The letter from Superintendent Jenny Ulrich said the district is providing more information to individuals who may have had direct contact with the patient. The school district also is restructuring its food service and delivery to ensure the safety of each member of the school community.
“This is not the time for panic or blame,” Ulrich said in the letter. “It is a time to be cautious, to comply with the most careful hygiene practices, and to support each other.”
On Tuesday, three other COVID-19 cases were confirmed in Franklin County as well.
Presiding Commissioner Tim Brinker said the cases were all male, ages 86, 48 and 65.
Brinker added he did not have any geographical information on where the male patients live, but did confirm their testing was done at an independent lab, but he did not know where their test swab samples were taken.
Brinker and the health department expect more cases to be confirmed locally as the number of citizens tested increases.
As more cases are confirmed, public health officials are limited in the amount of personal health information they can release to the media and the public at large.
The Health Insurance Portability and Accountability Act of 1996 (HIPAA) is a federal law that required the creation of national standards to protect sensitive patient health information from being disclosed without the patient’s consent or knowledge.
Likewise, when case counts are small and limited to one community, any information which could further identify a patient is withheld to protect their privacy and safety.
The Missourian is reporting all information it receives directly from Franklin County and other official sources.
If information is limited, it is done in the interest of the privacy of those people affected.
When a patient is diagnosed, the case is counted in the county of the patient’s residence.
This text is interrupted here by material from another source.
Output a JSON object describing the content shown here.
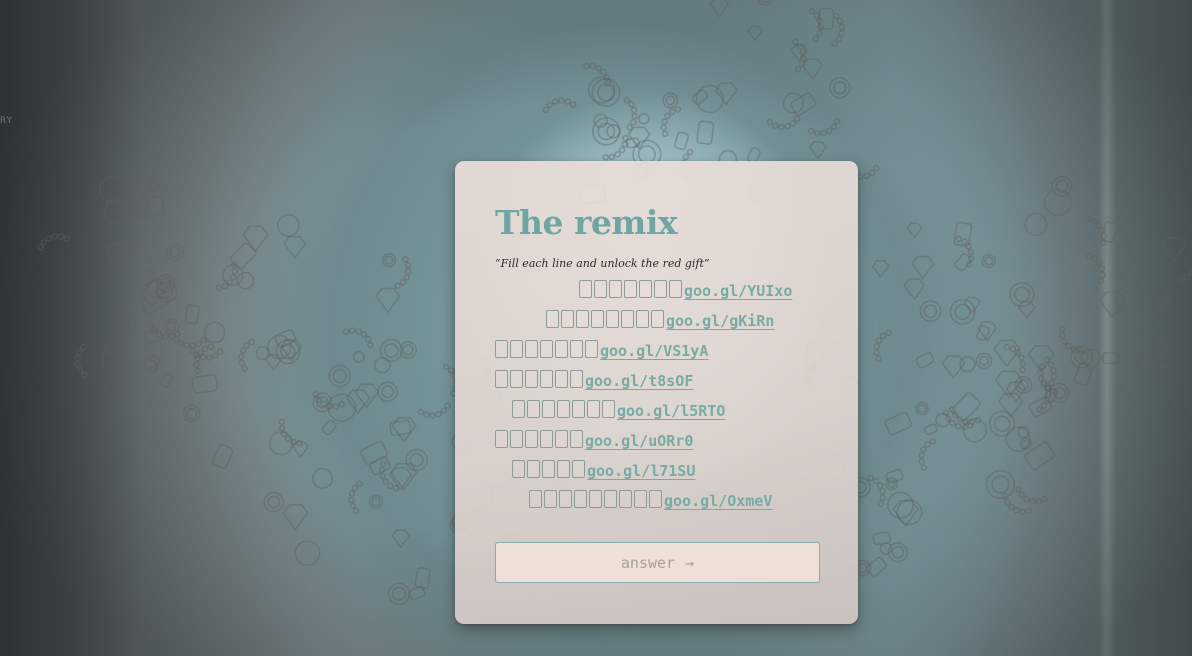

Residents with questions about COVID-19, including symptoms, may call the Franklin County Health Department at 636-583-7300, or the Missouri Department of Health and Senior Services 24-hour hotline at 1-877-435-8411.